# [AIM OF THE EXERCISE]
An exact copy of all entries is required.

(App and web page records)

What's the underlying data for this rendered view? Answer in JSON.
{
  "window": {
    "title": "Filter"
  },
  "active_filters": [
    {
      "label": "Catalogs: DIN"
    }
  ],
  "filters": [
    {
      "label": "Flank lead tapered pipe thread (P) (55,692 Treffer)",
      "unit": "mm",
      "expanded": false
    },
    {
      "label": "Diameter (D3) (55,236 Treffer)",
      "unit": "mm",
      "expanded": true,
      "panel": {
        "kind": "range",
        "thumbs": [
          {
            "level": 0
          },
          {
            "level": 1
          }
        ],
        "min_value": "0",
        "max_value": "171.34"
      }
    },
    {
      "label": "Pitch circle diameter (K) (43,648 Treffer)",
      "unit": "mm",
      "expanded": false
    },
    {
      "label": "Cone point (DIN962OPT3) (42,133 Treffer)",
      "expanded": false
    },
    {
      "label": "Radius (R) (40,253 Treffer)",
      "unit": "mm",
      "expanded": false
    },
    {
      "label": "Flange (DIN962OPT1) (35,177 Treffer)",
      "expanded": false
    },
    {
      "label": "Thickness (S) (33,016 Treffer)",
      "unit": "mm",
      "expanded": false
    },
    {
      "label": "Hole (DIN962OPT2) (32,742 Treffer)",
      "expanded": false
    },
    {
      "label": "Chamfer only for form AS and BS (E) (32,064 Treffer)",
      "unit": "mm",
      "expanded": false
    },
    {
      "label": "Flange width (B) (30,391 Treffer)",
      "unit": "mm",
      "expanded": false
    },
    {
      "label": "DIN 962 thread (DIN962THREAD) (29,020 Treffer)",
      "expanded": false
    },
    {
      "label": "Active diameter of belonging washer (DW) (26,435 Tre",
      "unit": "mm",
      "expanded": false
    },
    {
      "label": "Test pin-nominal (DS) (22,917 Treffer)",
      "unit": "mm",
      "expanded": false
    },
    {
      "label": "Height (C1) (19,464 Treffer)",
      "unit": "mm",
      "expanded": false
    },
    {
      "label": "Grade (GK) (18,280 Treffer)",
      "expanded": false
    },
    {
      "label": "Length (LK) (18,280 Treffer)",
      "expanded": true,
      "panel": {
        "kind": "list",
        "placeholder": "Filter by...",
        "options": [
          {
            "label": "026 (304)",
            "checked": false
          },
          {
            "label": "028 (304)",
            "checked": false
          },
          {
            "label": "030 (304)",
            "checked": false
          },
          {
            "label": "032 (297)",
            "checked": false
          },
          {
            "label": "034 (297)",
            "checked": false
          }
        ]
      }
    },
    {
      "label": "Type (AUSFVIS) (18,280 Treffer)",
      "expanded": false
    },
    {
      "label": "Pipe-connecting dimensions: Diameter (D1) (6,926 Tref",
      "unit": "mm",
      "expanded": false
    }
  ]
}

# [ANSWER FOR THE TASK]
What's the underlying data for this rendered view? Answer in JSON.
{
  "window": {
    "title": "Filter"
  },
  "active_filters": [
    {
      "label": "Catalogs: DIN"
    }
  ],
  "filters": [
    {
      "label": "Flank lead tapered pipe thread (P) (55,692 Treffer)",
      "unit": "mm",
      "expanded": false
    },
    {
      "label": "Diameter (D3) (55,236 Treffer)",
      "unit": "mm",
      "expanded": true,
      "panel": {
        "kind": "range",
        "thumbs": [
          {
            "level": 0
          },
          {
            "level": 1
          }
        ],
        "min_value": "0",
        "max_value": "171.34"
      }
    },
    {
      "label": "Pitch circle diameter (K) (43,648 Treffer)",
      "unit": "mm",
      "expanded": false
    },
    {
      "label": "Cone point (DIN962OPT3) (42,133 Treffer)",
      "expanded": false
    },
    {
      "label": "Radius (R) (40,253 Treffer)",
      "unit": "mm",
      "expanded": false
    },
    {
      "label": "Flange (DIN962OPT1) (35,177 Treffer)",
      "expanded": false
    },
    {
      "label": "Thickness (S) (33,016 Treffer)",
      "unit": "mm",
      "expanded": false
    },
    {
      "label": "Hole (DIN962OPT2) (32,742 Treffer)",
      "expanded": false
    },
    {
      "label": "Chamfer only for form AS and BS (E) (32,064 Treffer)",
      "unit": "mm",
      "expanded": false
    },
    {
      "label": "Flange width (B) (30,391 Treffer)",
      "unit": "mm",
      "expanded": false
    },
    {
      "label": "DIN 962 thread (DIN962THREAD) (29,020 Treffer)",
      "expanded": false
    },
    {
      "label": "Active diameter of belonging washer (DW) (26,435 Tre",
      "unit": "mm",
      "expanded": false
    },
    {
      "label": "Test pin-nominal (DS) (22,917 Treffer)",
      "unit": "mm",
      "expanded": false
    },
    {
      "label": "Height (C1) (19,464 Treffer)",
      "unit": "mm",
      "expanded": false
    },
    {
      "label": "Grade (GK) (18,280 Treffer)",
      "expanded": false
    },
    {
      "label": "Length (LK) (18,280 Treffer)",
      "expanded": true,
      "panel": {
        "kind": "list",
        "placeholder": "Filter by...",
        "options": [
          {
            "label": "026 (304)",
            "checked": false
          },
          {
            "label": "028 (304)",
            "checked": false
          },
          {
            "label": "030 (304)",
            "checked": false
          },
          {
            "label": "032 (297)",
            "checked": false
          },
          {
            "label": "034 (297)",
            "checked": false
          }
        ]
      }
    },
    {
      "label": "Type (AUSFVIS) (18,280 Treffer)",
      "expanded": false
    },
    {
      "label": "Pipe-connecting dimensions: Diameter (D1) (6,926 Tref",
      "unit": "mm",
      "expanded": false
    }
  ]
}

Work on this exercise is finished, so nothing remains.